The World Bank predicts that extreme poverty in Latin America and the Caribbean could increase by 300% by 2030 due to climate impacts.

These include reduced working hours, increased healthcare expenses, and decreased food availability.

The World Meteorological Organization (WMO) highlighted the dual impact of El Niño and long-term climate change on the region in 2023.

The situation is also critical for public health, with diseases like Dengue and Zika spreading more easily due to the drier climate.

Indigenous communities, often discriminated against, are at the forefront of environmental defense, paying a high price for their commitment.

The International Monetary Fund (IMF) has discussed the challenges and opportunities presented by climate change in Latin America and the Caribbean, with a particular focus on the energy sector and agriculture.

These disasters, while seemingly confined to the American Continent, actually have a significant global impact.

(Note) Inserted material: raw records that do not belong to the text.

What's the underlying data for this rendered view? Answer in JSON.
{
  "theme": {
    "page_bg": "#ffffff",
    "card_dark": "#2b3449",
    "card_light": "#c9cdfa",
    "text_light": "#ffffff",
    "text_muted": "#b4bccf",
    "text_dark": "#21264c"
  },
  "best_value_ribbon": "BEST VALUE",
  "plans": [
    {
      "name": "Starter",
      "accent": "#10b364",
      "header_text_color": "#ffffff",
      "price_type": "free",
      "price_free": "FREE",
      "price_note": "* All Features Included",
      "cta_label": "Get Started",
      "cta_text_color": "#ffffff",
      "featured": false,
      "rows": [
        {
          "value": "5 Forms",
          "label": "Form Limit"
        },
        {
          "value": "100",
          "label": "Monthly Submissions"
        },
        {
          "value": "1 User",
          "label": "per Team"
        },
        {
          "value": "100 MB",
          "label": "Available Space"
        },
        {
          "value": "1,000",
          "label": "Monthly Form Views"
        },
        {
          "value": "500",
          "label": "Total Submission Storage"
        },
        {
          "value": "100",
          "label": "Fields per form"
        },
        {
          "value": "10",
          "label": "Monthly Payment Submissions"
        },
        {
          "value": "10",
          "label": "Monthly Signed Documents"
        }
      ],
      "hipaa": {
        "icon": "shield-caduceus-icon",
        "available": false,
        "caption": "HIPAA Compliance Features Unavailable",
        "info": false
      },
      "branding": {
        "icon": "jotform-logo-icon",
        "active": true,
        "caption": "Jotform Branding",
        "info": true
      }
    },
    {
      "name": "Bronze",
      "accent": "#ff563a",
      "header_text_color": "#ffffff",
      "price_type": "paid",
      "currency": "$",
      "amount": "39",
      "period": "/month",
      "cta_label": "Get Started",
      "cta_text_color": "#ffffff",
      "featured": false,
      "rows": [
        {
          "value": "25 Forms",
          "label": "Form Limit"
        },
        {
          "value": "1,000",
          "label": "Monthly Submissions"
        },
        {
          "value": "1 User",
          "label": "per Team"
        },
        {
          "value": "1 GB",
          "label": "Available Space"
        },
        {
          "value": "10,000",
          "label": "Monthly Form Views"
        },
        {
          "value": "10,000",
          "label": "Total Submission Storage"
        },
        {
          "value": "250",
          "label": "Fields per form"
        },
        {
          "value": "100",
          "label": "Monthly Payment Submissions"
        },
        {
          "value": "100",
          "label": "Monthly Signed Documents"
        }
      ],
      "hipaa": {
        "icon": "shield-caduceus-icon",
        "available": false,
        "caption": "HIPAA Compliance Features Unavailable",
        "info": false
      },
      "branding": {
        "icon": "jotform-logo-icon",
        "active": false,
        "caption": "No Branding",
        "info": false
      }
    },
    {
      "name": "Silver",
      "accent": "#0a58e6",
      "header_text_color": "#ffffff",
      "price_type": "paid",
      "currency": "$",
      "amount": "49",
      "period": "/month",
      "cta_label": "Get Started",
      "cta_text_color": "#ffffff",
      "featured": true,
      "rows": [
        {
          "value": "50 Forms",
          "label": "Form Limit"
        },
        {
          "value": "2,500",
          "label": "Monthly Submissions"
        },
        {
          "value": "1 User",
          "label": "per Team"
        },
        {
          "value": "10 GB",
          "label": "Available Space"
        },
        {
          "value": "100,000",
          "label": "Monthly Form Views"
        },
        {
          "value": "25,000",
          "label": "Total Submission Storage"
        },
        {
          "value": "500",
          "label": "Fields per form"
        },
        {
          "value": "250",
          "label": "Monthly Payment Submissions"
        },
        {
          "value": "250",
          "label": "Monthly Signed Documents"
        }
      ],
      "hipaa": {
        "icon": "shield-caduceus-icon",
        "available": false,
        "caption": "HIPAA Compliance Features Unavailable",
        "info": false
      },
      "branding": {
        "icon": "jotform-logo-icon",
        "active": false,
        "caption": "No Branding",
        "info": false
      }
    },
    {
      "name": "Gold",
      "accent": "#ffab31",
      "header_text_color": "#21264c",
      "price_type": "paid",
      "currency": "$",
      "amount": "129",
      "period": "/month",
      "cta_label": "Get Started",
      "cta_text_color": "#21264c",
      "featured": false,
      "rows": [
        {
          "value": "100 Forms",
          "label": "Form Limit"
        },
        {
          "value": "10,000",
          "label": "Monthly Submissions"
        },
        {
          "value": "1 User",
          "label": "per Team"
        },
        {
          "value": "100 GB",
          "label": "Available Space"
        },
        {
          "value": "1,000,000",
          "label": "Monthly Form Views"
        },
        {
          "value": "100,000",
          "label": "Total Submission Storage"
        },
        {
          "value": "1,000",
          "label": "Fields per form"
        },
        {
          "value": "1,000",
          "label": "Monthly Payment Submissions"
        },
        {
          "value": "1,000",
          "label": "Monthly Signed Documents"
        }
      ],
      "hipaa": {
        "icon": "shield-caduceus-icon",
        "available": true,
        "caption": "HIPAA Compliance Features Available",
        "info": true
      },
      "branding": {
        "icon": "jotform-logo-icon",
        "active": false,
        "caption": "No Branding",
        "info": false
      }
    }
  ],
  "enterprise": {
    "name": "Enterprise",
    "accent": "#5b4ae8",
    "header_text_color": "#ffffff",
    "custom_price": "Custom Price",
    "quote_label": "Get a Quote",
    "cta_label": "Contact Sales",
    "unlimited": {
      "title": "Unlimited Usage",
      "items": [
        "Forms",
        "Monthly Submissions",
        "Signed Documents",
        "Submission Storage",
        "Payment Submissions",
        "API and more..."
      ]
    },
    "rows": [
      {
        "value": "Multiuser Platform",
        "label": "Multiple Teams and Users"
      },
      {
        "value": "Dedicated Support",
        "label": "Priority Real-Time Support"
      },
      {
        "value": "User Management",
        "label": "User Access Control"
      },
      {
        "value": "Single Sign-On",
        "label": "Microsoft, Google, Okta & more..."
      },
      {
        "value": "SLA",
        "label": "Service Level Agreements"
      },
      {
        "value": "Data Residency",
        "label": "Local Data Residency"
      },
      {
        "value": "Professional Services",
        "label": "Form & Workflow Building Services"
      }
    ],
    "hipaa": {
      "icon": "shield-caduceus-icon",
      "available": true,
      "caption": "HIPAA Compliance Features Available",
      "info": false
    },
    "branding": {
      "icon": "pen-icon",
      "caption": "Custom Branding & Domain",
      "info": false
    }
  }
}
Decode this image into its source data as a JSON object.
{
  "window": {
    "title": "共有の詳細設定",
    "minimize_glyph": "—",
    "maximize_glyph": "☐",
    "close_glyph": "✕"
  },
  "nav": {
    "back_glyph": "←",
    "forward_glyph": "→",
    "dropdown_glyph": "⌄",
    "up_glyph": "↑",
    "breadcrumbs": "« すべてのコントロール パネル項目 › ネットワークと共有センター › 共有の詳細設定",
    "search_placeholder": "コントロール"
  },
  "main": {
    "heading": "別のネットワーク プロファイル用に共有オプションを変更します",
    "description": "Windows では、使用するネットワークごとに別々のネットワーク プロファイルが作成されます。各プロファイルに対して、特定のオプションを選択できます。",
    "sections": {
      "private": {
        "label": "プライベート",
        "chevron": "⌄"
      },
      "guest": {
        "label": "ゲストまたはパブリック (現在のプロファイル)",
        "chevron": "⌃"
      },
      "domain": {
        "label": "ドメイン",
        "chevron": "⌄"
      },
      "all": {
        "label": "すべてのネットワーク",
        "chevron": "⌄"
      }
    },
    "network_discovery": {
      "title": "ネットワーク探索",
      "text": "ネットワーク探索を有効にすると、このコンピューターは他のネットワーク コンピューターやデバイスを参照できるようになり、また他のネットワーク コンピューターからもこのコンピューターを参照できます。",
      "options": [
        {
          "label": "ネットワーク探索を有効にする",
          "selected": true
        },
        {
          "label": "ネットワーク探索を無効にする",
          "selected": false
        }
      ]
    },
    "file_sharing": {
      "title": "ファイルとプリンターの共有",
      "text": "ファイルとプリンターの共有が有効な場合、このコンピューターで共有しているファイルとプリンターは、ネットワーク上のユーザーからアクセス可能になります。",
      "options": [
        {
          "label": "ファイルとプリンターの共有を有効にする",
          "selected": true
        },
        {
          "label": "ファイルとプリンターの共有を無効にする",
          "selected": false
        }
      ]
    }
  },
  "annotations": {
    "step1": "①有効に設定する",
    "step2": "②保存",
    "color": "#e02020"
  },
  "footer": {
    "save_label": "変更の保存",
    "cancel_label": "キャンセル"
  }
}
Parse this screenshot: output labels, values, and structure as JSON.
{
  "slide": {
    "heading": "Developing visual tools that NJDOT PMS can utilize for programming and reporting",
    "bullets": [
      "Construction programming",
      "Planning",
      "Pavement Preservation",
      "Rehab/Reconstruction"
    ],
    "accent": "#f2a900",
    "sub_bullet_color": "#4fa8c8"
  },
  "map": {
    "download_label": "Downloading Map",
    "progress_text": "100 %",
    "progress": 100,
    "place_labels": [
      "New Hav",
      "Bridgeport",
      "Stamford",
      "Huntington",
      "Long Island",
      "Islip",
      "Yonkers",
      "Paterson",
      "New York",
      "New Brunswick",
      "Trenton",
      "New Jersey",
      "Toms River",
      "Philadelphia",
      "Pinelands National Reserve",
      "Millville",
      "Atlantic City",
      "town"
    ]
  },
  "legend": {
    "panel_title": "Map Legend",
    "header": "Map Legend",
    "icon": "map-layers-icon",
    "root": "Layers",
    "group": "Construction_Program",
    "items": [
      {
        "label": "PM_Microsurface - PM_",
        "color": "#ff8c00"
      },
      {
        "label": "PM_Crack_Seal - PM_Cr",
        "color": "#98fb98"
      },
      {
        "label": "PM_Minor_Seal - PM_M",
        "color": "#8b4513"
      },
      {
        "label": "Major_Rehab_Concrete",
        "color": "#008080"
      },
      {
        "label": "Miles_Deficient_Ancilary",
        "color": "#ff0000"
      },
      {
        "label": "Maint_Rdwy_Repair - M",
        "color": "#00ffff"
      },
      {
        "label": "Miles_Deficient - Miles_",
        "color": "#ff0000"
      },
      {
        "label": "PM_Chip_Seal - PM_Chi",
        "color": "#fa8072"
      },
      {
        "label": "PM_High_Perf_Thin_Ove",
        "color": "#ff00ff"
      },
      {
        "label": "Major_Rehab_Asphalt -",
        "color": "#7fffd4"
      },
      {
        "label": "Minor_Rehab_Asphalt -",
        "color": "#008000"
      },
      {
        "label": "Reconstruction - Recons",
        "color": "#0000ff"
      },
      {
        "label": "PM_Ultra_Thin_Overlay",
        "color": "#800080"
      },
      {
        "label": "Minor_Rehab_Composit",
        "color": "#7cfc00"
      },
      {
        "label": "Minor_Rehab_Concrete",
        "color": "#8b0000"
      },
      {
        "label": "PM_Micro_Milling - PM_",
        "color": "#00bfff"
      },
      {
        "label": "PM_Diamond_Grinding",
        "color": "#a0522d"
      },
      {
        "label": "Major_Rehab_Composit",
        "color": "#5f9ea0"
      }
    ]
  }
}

Not only due to the potential damage to the Amazon Rainforest, which is often described as the ‘lungs of the world’ for its critical role in oxygen production and CO2 absorption, but also due to their economic and social repercussions that transcend national borders.

For instance, economic losses from natural disasters in 2023 saw 44% coming from the Americas, despite only 12% of the affected people living in those regions. (Statista)

This underscores how events in one part of the world can influence the economy and well-being of people across the globe.

For further information on natural disasters and their global impact, you can consult the report by Our World in Data on natural catastrophes and the “2021 Global Natural Disaster Assessment Report” that analyzes the frequency and impact of natural disasters worldwide.”